Updated: Jul 16, 2021
I hope you are doing well. Everyone! Indri's here from the research team. Today I would like to continue sharing about biogas implementation in Indonesia. I wrote about bioenergy products (biomass, biofuel, biogas) and how to convert biomass (feedstock) to be energy products in part 1. I continued to write about bioenergy policy in Indonesia in part 2, then in part 3, I wrote about biodiesel implementation in Indonesia. As I mentioned in part 2, I wrote a report on the biogas-to-electricity project in Berau, East Kalimantan, so I would like to share it with you.
As you know, most palm oil plantations in Indonesia are from Sumatera and Kalimantan Island. Especially in Kalimantan, palm oil can be found in each province. A few years ago, I lived in a palm oil site (a remote area without electricity, signal, and asphalt road) for 6 months when I worked in the Patriot Energi program of the Ministry of Energy and Mineral Resources (ESDM). So, I know and can see all activities on the palm oil site. I lived at the village head's house and interacted with local communities in my daily activities. I was alone in the village. One person was allocated to one village. My friends lived in different villages and districts. I could visit the palm oil mill and see palm oil processing. Also, I could see there were cows in this village. Based on that experience, I wrote a report on the biogas-to-electricity project and added a study of POME (Palm Oil Mill Effluent) and CM (Cow Manure) as the feedstock of biogas.
Biogas Plant at Palm Oil Mill in Berau, East Kalimantan
As I wrote in Part 2, the Indonesian Government focuses on bioenergy implementation on industrial scales (palm oil). There are some products in the bioenergy market in Indonesia, such as agricultural biomass waste, Palm Oil Mill Effluent (POME), Municipal Solid Waste (MSW), and biodiesel. Biogas plants are increasing all over Indonesia, especially in palm oil plantations. There is a government mandate for all palm oil mills to install palm oil biogas to improve their sustainability (ICESN, 2017). To complete my report at that time, I asked for some data from the Directorate of Renewable Energy and Energy Conservation for biogas power plants (palm oils as feedstock) in Indonesia. It can be seen below:
On-grid Biogas Plantation in Indonesia (EBTKE, 2016)
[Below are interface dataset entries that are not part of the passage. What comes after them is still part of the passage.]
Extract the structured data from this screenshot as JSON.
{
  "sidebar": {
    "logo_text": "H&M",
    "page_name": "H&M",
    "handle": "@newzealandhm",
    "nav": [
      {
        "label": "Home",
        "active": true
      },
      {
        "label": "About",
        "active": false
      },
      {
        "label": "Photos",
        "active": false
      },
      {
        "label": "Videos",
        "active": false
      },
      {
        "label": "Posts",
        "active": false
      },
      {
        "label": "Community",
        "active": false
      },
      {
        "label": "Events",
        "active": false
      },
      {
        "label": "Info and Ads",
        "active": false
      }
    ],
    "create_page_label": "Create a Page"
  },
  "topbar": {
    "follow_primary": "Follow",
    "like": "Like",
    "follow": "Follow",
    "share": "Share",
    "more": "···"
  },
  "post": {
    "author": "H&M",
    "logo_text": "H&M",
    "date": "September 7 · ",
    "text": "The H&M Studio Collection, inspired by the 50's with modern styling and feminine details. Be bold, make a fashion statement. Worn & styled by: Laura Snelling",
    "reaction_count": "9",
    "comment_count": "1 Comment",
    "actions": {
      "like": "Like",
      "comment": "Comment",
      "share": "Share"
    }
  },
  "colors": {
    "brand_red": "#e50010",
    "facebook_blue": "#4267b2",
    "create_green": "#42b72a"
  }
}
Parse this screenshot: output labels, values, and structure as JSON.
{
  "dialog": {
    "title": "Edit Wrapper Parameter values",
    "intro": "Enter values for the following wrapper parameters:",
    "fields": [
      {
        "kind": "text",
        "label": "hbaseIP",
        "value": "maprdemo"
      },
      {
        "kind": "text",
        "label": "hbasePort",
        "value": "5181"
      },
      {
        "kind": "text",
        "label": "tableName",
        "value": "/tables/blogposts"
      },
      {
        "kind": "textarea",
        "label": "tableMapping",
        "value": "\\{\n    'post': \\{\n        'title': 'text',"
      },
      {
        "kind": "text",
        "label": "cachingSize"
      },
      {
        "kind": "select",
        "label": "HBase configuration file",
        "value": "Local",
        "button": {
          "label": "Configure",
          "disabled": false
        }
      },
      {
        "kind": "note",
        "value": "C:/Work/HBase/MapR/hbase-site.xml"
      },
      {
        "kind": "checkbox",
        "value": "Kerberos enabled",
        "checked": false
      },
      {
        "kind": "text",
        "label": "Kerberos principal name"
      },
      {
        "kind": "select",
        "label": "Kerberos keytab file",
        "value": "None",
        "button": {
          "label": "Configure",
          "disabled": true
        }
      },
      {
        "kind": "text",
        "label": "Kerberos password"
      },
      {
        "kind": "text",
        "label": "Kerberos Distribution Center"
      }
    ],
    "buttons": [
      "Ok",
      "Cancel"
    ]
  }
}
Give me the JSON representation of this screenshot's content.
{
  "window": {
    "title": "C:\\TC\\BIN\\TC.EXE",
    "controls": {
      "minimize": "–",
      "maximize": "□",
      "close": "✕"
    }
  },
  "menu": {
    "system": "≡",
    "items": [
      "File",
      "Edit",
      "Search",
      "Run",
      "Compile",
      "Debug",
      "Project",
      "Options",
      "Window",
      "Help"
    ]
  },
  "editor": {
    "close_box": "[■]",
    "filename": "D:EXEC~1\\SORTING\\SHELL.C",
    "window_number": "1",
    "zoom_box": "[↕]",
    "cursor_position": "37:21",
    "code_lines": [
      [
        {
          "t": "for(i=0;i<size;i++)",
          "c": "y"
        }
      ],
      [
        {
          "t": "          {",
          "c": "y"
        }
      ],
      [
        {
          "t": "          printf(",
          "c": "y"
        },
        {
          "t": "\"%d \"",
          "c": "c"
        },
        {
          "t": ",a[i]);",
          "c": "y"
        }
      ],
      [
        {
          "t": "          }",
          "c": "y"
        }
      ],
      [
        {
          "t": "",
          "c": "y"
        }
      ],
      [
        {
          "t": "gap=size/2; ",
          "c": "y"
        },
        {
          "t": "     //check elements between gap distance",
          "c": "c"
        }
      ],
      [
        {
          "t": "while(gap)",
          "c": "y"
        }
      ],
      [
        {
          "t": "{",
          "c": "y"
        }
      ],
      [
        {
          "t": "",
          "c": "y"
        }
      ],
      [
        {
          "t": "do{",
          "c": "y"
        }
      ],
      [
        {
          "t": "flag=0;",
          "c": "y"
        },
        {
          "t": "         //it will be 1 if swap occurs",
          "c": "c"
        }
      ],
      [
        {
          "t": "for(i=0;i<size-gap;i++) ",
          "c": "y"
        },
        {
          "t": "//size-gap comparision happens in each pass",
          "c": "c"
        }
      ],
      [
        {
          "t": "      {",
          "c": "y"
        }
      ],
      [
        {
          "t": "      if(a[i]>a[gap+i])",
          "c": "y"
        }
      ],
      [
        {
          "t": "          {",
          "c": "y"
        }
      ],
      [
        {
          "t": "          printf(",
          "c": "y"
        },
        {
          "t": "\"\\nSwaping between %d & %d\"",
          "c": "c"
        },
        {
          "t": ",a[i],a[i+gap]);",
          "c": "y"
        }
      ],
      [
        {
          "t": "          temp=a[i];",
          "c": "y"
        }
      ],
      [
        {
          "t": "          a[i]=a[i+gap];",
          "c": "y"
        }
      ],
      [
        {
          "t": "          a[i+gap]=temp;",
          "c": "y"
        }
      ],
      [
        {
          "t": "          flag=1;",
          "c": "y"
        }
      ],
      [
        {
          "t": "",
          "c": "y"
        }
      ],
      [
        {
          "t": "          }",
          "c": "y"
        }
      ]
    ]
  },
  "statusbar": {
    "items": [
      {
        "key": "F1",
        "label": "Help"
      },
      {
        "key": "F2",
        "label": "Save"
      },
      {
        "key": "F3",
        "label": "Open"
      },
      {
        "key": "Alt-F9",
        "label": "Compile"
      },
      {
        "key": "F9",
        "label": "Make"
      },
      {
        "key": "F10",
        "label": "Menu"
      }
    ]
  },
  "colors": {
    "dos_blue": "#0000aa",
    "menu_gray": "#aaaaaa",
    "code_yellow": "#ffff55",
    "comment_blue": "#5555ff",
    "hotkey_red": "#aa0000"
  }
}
Based on the table above, most on-grid biogas plants in Indonesia come from palm waste or palm oil mills. There are 101.6 MW out of 119.6 MW of on-grid biogas in Indonesia. However, I could not find data for off-grid biogas plantation in Indonesia. In fact, there are issues if the power plant is on-grid due to feed-in-tariff and legal requirements. Based on the ministry of energy and mineral resources regulation number 50/2017, the purchasing power procedure of biomass and biogas power plant with up to 10 MW can be done. Moreover, regarding the generic cost of generation (BPP) of the national electricity company (PLN), electricity can be sold to a maximum of 85% of BPP cost. However, there is no incentives, tax exemption, the multitude of low-interest loans, and subsidy program for renewable energy generation in Indonesia. Besides, there is no natural gas grid in Indonesia. Therefore, biogas cannot be injected to the grid directly. Hence, there should be more off-grid bioenergy plants at the palm oil mill in Indonesia. Currently, the Indonesian government (ESDM) collaborates with GIZ to collect data on off-grid biogas plantation from palm oil mill.
Most palm oil plantation in Berau use the PKS (Palm Kernel Shell) and fibre (biomass process) to generate power which the mill uses. Also, in some current research studies, PKS can be converted to biochar. On the other hand, POME, as liquid waste, can be processed to produce biogas. As I mentioned before, I added another scenario in my report to compare two types of feedstock below:
I wrote a long report to compare these scenarios' economic, social, environmental, and technical aspects. I combined manual calculation (for economic and technical aspects) and software using HOMER (for technical, economic, and environmental aspects). The second scenario will give more benefits (economic, technical, and environmental) than in the first scenario.